Exercise aim:
For each line below that contains the word "this", return that line.

....

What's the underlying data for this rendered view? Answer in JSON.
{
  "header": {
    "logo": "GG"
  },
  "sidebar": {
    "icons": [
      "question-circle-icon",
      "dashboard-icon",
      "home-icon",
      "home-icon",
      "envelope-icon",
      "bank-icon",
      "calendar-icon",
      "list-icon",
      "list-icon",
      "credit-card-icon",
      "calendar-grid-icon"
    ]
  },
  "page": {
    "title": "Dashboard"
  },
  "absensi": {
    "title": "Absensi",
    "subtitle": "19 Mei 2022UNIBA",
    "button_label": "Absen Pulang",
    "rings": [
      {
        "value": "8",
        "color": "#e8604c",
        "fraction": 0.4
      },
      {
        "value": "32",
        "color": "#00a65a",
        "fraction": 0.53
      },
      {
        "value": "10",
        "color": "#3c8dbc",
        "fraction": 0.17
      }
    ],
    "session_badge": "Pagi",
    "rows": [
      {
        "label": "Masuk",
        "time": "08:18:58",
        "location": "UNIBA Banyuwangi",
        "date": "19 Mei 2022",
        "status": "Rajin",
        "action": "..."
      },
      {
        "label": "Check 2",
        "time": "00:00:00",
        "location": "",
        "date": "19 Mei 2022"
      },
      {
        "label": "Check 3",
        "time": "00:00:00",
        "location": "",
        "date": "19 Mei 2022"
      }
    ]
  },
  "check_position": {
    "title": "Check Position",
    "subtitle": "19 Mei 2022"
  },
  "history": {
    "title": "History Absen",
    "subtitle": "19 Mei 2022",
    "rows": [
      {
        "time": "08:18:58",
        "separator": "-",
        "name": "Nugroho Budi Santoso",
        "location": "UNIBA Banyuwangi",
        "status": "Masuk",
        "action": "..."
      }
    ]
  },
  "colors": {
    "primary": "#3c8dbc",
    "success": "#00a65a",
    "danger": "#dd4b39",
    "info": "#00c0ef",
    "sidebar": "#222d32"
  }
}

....

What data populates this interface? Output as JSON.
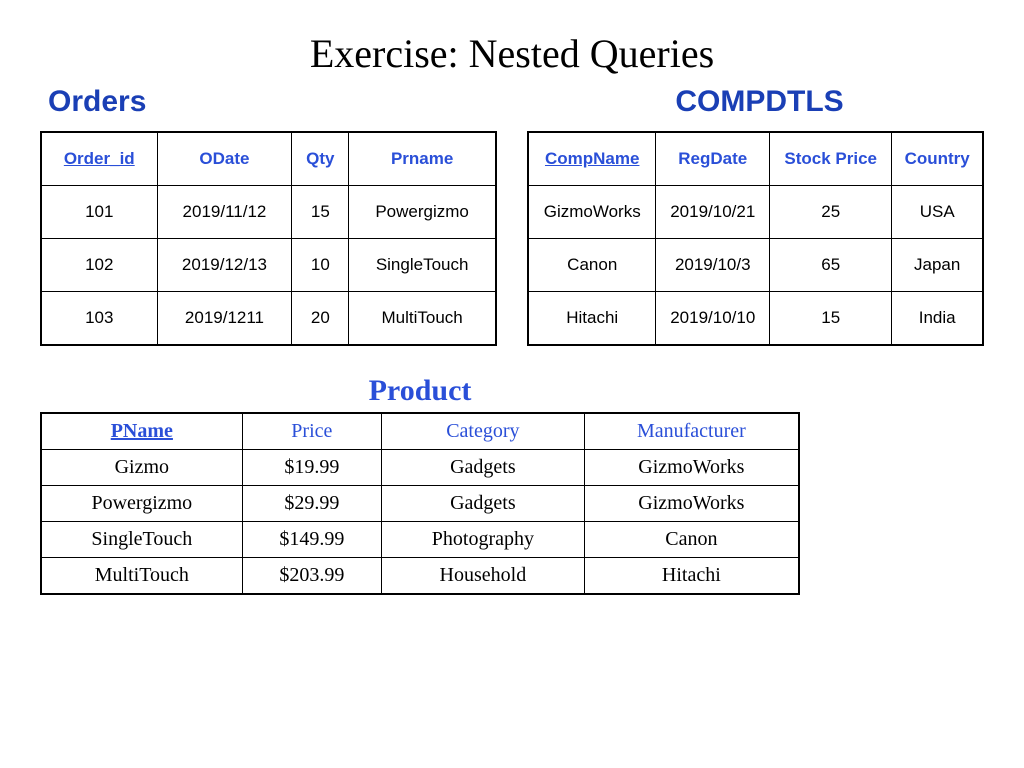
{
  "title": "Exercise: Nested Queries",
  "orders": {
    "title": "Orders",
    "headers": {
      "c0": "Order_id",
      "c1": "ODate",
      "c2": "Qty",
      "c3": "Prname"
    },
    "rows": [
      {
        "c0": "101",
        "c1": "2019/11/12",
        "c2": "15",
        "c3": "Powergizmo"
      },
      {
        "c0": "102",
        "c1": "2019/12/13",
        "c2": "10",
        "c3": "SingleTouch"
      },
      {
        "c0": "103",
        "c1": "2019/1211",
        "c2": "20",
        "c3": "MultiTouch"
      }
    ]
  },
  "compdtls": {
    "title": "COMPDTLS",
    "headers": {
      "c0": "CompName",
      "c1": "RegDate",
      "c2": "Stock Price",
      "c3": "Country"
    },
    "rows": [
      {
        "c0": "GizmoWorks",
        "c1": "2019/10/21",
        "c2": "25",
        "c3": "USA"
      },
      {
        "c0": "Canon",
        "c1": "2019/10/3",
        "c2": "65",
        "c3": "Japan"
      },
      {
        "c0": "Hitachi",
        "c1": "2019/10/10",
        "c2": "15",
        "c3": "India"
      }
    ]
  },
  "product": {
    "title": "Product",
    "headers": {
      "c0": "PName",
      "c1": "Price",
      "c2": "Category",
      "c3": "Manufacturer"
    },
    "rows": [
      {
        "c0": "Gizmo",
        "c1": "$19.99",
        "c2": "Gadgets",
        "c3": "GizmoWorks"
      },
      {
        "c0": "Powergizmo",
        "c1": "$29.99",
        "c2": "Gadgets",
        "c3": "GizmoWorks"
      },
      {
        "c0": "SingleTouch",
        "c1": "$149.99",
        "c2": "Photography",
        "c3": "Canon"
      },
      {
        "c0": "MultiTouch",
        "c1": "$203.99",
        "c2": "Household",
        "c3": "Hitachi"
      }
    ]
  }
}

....

Exercise response:
What's the underlying data for this rendered view? Answer in JSON.
What data populates this interface? Output as JSON.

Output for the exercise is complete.